This year, Mother’s Day will be a bit different for many mothers.
Some women won’t be able to be reunited with their children for Mother’s Day. For those spending the quarantine with their offspring, they will probably celebrate with a big brunch or lunch. Which hopefully, their children will prepare. If that’s your case, you will need a few hours to clean after them. But you know what they say; it’s the intention that counts, right?
The bond between mother and child is something that goes beyond time and space. No matter whether together or in different parts of the world. And because Mother’s Day is just around the corner, it got me thinking about what motherhood does to a woman.
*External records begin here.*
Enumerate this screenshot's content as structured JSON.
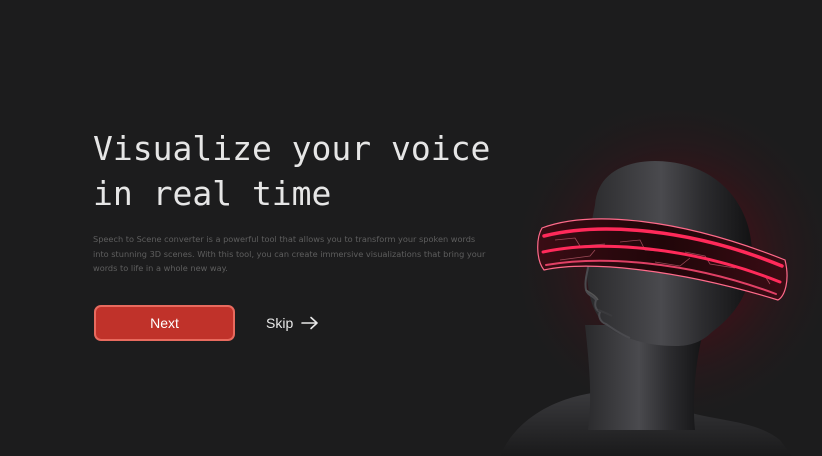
{
  "hero": {
    "headline_line1": "Visualize your voice",
    "headline_line2": "in real time",
    "description": "Speech to Scene converter is a powerful tool that allows you to transform your spoken words into stunning 3D scenes. With this tool, you can create immersive visualizations that bring your words to life in a whole new way."
  },
  "actions": {
    "next_label": "Next",
    "skip_label": "Skip"
  },
  "icons": {
    "skip": "arrow-right-icon",
    "figure": "vr-headset-figure"
  },
  "colors": {
    "background": "#1c1c1d",
    "accent": "#c0322a",
    "accent_border": "#e86a5e",
    "visor_glow": "#ff2a5a"
  }
}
Some points are clichés, others are cheesy, but motherhood has given me superpowers, and not all of them welcome, I must say.
From the moment the world knew I was pregnant, I ceased to exist as a woman and became invisible. Suddenly, people I had never met in my life thought it would be alright to pat my tummy. As a matter of fact, even my closest friends only asked me about the baby.
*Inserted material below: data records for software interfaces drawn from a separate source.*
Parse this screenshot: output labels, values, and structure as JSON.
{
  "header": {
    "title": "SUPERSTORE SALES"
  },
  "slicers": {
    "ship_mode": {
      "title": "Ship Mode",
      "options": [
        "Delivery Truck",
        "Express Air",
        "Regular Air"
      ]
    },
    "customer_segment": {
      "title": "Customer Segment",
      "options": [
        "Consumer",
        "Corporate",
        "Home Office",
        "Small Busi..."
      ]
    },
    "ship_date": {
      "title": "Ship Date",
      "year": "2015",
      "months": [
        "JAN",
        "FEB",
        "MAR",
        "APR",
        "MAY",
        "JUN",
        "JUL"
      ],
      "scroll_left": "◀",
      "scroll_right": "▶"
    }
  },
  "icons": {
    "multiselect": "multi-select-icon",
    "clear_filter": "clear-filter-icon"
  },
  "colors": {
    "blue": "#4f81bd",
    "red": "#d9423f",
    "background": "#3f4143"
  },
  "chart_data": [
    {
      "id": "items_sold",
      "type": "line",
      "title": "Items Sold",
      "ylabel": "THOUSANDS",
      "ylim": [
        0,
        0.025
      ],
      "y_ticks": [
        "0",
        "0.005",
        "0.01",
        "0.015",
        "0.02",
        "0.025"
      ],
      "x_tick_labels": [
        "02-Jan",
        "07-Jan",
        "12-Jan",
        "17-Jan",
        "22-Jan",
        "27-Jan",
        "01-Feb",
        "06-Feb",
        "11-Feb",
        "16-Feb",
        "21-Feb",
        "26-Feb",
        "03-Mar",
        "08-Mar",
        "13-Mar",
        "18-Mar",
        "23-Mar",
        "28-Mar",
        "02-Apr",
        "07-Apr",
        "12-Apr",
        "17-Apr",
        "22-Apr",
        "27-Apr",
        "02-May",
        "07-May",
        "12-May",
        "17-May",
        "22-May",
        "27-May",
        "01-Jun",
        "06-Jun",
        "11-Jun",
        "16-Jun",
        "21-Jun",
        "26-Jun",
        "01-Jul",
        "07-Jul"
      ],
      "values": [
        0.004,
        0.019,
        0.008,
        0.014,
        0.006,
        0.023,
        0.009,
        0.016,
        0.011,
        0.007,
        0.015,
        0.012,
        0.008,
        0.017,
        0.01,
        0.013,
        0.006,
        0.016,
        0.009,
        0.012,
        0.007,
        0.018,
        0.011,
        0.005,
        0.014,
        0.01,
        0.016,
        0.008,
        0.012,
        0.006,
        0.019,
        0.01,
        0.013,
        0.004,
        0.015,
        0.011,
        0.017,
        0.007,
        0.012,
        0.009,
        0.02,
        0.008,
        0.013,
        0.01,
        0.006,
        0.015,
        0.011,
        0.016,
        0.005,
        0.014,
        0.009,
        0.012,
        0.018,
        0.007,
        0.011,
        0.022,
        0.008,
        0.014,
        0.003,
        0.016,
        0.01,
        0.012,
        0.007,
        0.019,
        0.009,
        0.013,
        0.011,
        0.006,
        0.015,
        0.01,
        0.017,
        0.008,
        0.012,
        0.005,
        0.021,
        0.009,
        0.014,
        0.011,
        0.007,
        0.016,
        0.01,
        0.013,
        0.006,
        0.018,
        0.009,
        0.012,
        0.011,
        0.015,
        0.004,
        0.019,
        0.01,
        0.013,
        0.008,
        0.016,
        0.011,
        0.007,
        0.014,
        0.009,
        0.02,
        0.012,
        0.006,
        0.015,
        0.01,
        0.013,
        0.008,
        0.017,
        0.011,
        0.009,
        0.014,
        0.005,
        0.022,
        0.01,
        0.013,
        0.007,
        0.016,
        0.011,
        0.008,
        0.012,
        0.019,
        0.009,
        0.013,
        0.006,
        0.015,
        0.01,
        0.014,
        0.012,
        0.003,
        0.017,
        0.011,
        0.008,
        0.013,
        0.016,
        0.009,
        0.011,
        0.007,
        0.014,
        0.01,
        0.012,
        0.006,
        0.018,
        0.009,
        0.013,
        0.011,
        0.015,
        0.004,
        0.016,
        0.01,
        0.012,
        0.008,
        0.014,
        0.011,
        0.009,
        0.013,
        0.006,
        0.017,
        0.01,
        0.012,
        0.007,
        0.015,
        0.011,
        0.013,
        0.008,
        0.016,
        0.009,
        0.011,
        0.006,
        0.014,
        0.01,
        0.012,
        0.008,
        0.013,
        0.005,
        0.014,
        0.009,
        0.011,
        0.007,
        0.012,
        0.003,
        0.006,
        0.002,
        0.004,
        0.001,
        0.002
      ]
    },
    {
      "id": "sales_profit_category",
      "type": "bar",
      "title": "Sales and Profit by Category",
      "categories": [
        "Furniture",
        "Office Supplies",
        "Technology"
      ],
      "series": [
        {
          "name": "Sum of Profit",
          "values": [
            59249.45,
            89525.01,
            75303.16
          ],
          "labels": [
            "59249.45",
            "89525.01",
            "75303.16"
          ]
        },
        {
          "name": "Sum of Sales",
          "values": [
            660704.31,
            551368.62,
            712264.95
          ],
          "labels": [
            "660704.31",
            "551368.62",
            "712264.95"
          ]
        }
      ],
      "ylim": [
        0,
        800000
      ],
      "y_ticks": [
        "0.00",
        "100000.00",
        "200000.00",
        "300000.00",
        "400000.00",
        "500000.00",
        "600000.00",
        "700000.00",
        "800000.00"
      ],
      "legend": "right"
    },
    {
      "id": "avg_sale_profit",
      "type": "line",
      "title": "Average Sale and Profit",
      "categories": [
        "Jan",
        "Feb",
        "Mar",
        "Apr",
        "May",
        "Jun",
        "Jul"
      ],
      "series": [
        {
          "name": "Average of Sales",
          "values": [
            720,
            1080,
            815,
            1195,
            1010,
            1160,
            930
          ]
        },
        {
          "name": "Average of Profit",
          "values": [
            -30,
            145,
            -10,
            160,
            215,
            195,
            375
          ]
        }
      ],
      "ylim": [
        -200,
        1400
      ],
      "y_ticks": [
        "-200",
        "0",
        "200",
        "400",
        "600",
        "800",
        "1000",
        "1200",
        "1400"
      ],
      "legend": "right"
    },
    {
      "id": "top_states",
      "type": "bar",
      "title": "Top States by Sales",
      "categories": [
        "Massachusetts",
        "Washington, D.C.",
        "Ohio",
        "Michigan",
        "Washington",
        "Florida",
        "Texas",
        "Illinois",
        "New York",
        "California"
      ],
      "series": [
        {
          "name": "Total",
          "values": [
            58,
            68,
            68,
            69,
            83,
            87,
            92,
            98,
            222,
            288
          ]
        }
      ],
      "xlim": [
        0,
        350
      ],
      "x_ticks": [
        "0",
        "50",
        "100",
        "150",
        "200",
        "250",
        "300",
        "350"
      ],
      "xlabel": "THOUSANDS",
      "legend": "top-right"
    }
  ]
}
When my daughter was born, I kept being invisible to the world, with only a few exceptions. For example, one friend came to visit bringing a present for my daughter, and one for myself. How thankful I was to hear her say what I had felt so many times but didn’t dare to say out loud; that nobody thinks about the mothers.
This one is a big cliché, I know. But as soon as I heard the first little sound coming out of my daughter’s mouth before I had even seen her, I understood what it meant to have one’s heart beating outside oneself.
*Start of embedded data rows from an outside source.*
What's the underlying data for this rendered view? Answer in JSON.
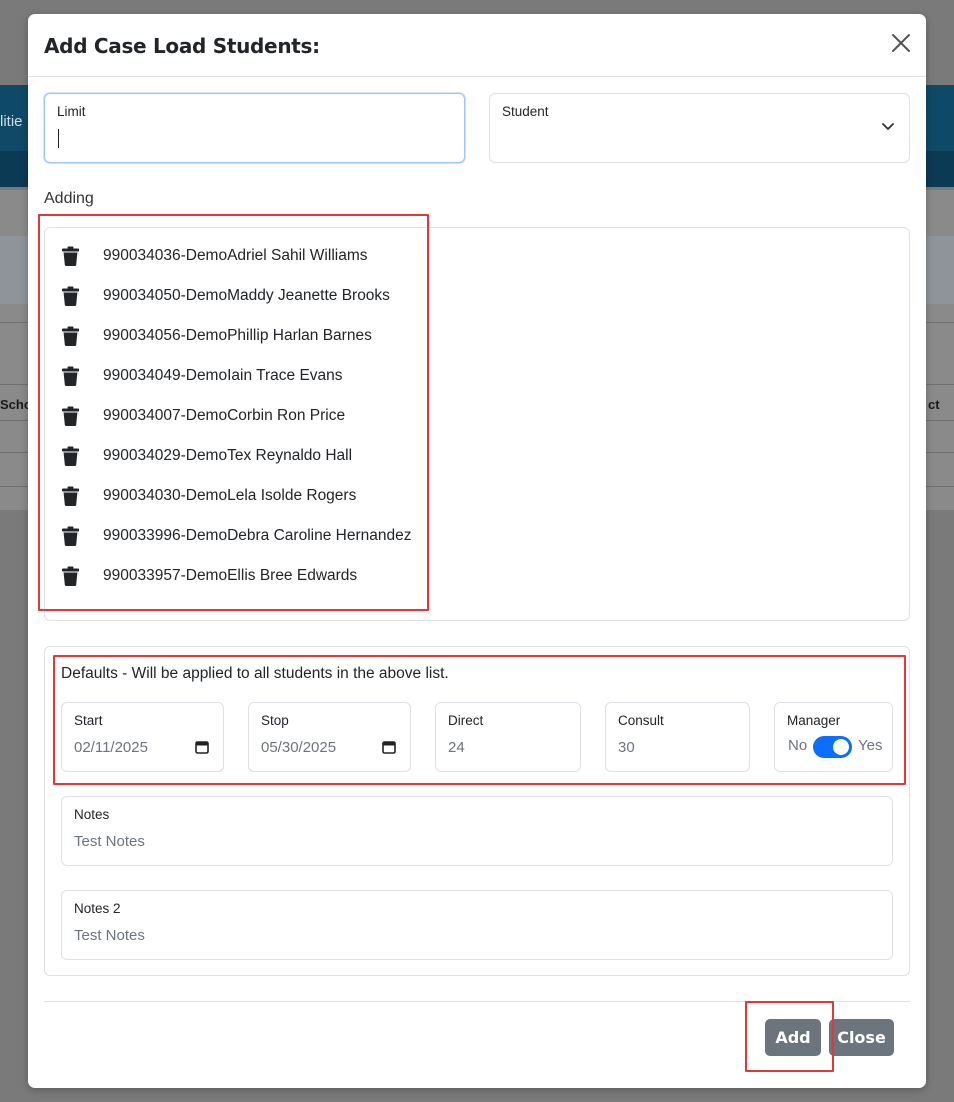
{
  "modal": {
    "title": "Add Case Load Students:"
  },
  "search": {
    "limit_label": "Limit",
    "limit_value": "",
    "student_label": "Student",
    "student_value": ""
  },
  "adding": {
    "label": "Adding",
    "students": [
      "990034036-DemoAdriel Sahil Williams",
      "990034050-DemoMaddy Jeanette Brooks",
      "990034056-DemoPhillip Harlan Barnes",
      "990034049-DemoIain Trace Evans",
      "990034007-DemoCorbin Ron Price",
      "990034029-DemoTex Reynaldo Hall",
      "990034030-DemoLela Isolde Rogers",
      "990033996-DemoDebra Caroline Hernandez",
      "990033957-DemoEllis Bree Edwards"
    ]
  },
  "defaults": {
    "description": "Defaults - Will be applied to all students in the above list.",
    "start_label": "Start",
    "start_value": "02/11/2025",
    "stop_label": "Stop",
    "stop_value": "05/30/2025",
    "direct_label": "Direct",
    "direct_value": "24",
    "consult_label": "Consult",
    "consult_value": "30",
    "manager_label": "Manager",
    "manager_no": "No",
    "manager_yes": "Yes",
    "manager_on": true,
    "notes_label": "Notes",
    "notes_value": "Test Notes",
    "notes2_label": "Notes 2",
    "notes2_value": "Test Notes"
  },
  "footer": {
    "add_label": "Add",
    "close_label": "Close"
  },
  "background": {
    "partial_text_1": "litie",
    "partial_text_2": "Scho",
    "partial_text_3": "ct"
  },
  "colors": {
    "accent": "#0d6efd",
    "button": "#6c757d",
    "highlight": "#e0383b"
  }
}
I’d felt love before motherhood, of course. But the love of a mother is something so overwhelming that all I had felt before seemed now feeble comparing. Sorry, loved ones.
License to be rude (and kill, if needed)
As a new mother, I automatically got (from myself) a license to be rude. Suddenly, I was telling people off and saying no without feeling bad about it. Stranger wanting to pinch my baby’s cheeks? Move away, lady! Woman asking to hold my baby? No way, Jose.
Becoming a mother has made me want to become a better version of myself. Like any other mother, I wish my daughter the best in life. And that includes having a good human being as a parent. Which doesn’t mean that I’ve improved much; just ask her, and she’ll tell you how annoying I am.
Motherhood has made me see my own mother with new eyes. All I was experiencing, the lack of sleep, the worries, but also the unparalleled joy and love, she’d already gone through it all. And I could then understand what, at times, had felt somewhat suffocating.
Being the mother of a teenager gives me to power to travel back in time. I can relive the excitement and the fun of being a teen every time I see her with friends, giggling and getting ready for a party, or when I listen to all about it the next day. But I must also relive the pain and difficulties that the teenage years can bring. In these moments, I wish I could make it all better with a kiss, like when she was a little girl. So, being a mother is a constant work in progress but certainly the most rewarding of all.
To all the Super-Moms out there, I wish you a happy Mother’s Day!
Christine Schönburg, Jewellery Editor.